Some women over 40 bleed very much when they have their periods. Dilation and curettage is a medical intervention of the womb. The womb is the part of a woman’s body where the baby grows. In this intervention, the opening of the womb is widened and the tissue that lines it is scraped out.

Does it work?

Research shows that this intervention is not effective in diagnosing and treating heavy menstrual bleeding. To investigate heavy periods, doctors can use other things, like ultrasounds and taking samples of this tissue that lines the womb.

To treat heavy periods, doctors can use medication or small plastic devices that are inserted into the womb (intrauterine systems).

How can I be referred?

As the intervention is ineffective, it is not routinely commissioned by the NHS. This means that it won’t be routinely funded.

However, if your Doctor thinks that you may benefit from this intervention, they can apply to the Individual Funding Request (IFR) panel. The IFR panel will then assess the application and make a decision about your treatment.

The IFR panel meets weekly and aims to consider cases within 14days. The panel’s decision will be communicated to you by letter if you are an adult or by letter to your GP if you are the guardian of a child applying for funding.

If your IFR application is rejected (meaning that your surgery will not be funded by the NHS), then you or your GP has the right to appeal to the IFR panel against this decision within 90days.

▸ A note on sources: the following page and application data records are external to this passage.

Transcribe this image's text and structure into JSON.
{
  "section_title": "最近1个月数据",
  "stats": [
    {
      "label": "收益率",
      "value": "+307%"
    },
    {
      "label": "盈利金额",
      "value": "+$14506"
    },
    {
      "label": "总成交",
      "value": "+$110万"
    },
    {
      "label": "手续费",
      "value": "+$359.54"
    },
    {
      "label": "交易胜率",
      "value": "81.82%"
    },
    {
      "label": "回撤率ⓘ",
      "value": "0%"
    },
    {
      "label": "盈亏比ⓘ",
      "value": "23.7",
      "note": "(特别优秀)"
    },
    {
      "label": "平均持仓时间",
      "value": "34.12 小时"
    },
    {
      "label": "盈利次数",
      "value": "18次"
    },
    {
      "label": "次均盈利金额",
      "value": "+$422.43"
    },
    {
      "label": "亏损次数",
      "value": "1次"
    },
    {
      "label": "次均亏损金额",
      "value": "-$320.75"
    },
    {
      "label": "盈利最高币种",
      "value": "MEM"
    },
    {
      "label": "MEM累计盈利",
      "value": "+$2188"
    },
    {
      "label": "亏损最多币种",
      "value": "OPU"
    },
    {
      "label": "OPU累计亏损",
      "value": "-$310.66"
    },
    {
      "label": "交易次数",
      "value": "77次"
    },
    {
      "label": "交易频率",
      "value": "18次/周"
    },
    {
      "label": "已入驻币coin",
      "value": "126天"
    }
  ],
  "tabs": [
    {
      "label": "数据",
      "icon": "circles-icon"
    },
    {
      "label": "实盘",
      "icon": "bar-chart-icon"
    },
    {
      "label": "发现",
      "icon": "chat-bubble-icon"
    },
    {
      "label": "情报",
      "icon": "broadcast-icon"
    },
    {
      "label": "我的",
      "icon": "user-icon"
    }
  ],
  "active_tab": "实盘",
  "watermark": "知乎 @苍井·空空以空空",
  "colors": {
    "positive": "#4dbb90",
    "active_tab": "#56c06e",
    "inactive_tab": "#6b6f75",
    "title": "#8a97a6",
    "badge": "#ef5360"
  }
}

The panel is independent to your local Clinical Commissioning Group (CCG).